A high level of skepticism is not only healthy but required when living in a world full of fake news.
According to Webwise, fake news is news, stories or hoaxes created to deliberately misinform or deceive readers. Fake news has become more difficult to define, however, due to influential people misusing the term.
Donald Trump, the President of the United States, has recently used fake news as a label for news sources he has personal biases against. While there may not be a problem with avoiding biases, misusing the terminology to label an organization as a whole can lead to miscommunication with real-world consequences.
In Trump’s defense, a news organization could potentially be fake news. Any news organization has the chance to put out incorrect information due to either human error or a deliberate choice to spread misinformation.
If this is the case, the critique should fall on the entire foundation instead of the reporter and the goal of the media overall should be to prohibit the publishing and proliferation of fake news.
If it is thought that a foundation is possibly corrupt, there should be evidence to show this lack of credibility so that proper legal actions can ensue.
Being biased against a media organization because of personal reasons is a great example of how to react incorrectly to the fake news phenomenon. If a person in a position of power incorrectly accuses someone or something of doing wrong they can have influence over their followers.
A media outlet that commonly encourages fake news would be Infowars. Alex Jones, the show’s host, encouraged and enabled misinformation to be spread without checking it. Though it is a considerably right-leaning news show, it’s actions affect all media; however, Infowars lost followers of the show left after a commonly-known fake news instance known as “pizza-gate.”
The loss of followers and increased amount of skepticism is exactly what the media world needs. Audience members should consider the truth above all else.
Everyone should do their best to remain vigilant in making sure they are labeling something as fake news because it is objectively false and not because there is a personal bias. In doing so, we stand a better chance of making sure the influence of fake news is minimized.

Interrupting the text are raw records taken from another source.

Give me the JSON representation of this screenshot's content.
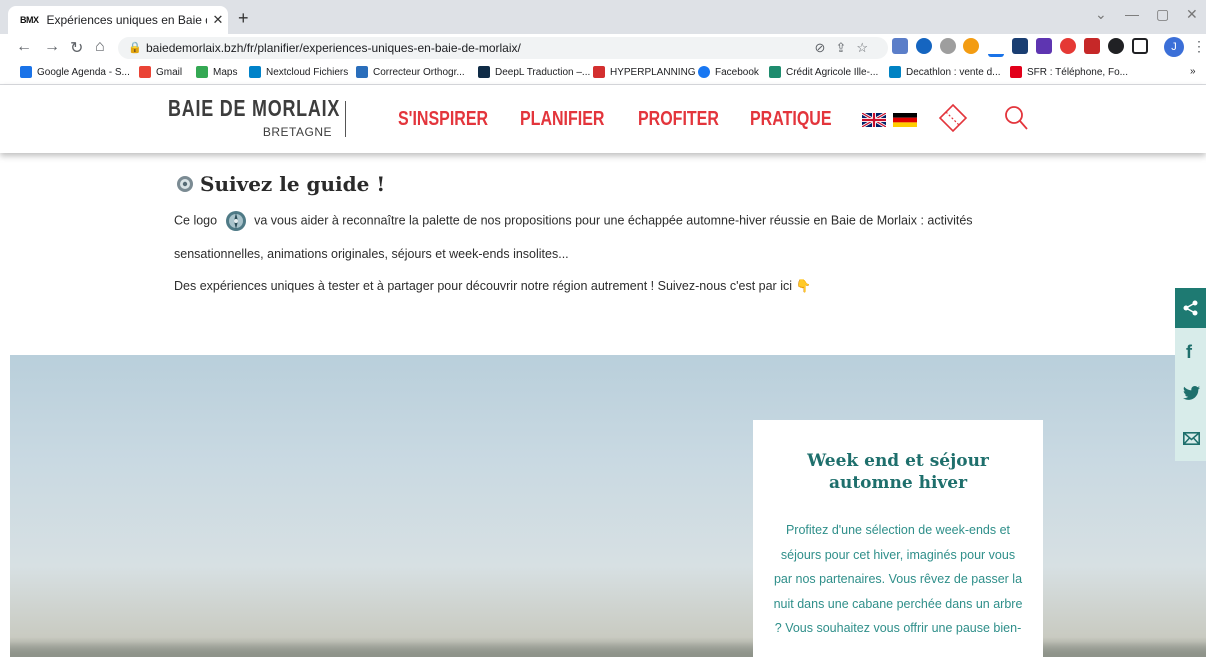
{
  "browser": {
    "tab_title": "Expériences uniques en Baie de M",
    "tab_favicon": "BMX",
    "url": "baiedemorlaix.bzh/fr/planifier/experiences-uniques-en-baie-de-morlaix/",
    "profile_initial": "J",
    "bookmarks": [
      {
        "label": "Google Agenda - S...",
        "color": "#1a73e8"
      },
      {
        "label": "Gmail",
        "color": "#ea4335"
      },
      {
        "label": "Maps",
        "color": "#34a853"
      },
      {
        "label": "Nextcloud Fichiers",
        "color": "#0082c9"
      },
      {
        "label": "Correcteur Orthogr...",
        "color": "#2a6ebb"
      },
      {
        "label": "DeepL Traduction –...",
        "color": "#0f2b46"
      },
      {
        "label": "HYPERPLANNING",
        "color": "#d32f2f"
      },
      {
        "label": "Facebook",
        "color": "#1877f2"
      },
      {
        "label": "Crédit Agricole Ille-...",
        "color": "#1e8c6e"
      },
      {
        "label": "Decathlon : vente d...",
        "color": "#0082c3"
      },
      {
        "label": "SFR : Téléphone, Fo...",
        "color": "#e2001a"
      }
    ],
    "more_bookmarks": "»"
  },
  "site": {
    "logo_line1": "BAIE DE MORLAIX",
    "logo_line2": "BRETAGNE",
    "nav": [
      "S'INSPIRER",
      "PLANIFIER",
      "PROFITER",
      "PRATIQUE"
    ],
    "accent_color": "#e3353c"
  },
  "guide": {
    "title": "Suivez le guide !",
    "p1_before": "Ce logo",
    "p1_after": "va vous aider à reconnaître la palette de nos propositions pour une échappée automne-hiver réussie en Baie de Morlaix : activités",
    "p1_line2": "sensationnelles, animations originales, séjours et week-ends insolites...",
    "p2": "Des expériences uniques à tester et à partager pour découvrir notre région autrement ! Suivez-nous c'est par ici 👇"
  },
  "card": {
    "title_line1": "Week end et séjour",
    "title_line2": "automne hiver",
    "text": "Profitez d'une sélection de week-ends et séjours pour cet hiver, imaginés pour vous par nos partenaires. Vous rêvez de passer la nuit dans une cabane perchée dans un arbre ? Vous souhaitez vous offrir une pause bien-"
  },
  "share": {
    "icons": [
      "share-icon",
      "facebook-icon",
      "twitter-icon",
      "email-icon"
    ],
    "facebook_glyph": "f"
  }
}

For those seeking higher education, this diligence is especially important.
If there isn’t a healthy level of skepticism for both the media and the information it publishes, then the United States is wasting is right to its freedom of the press.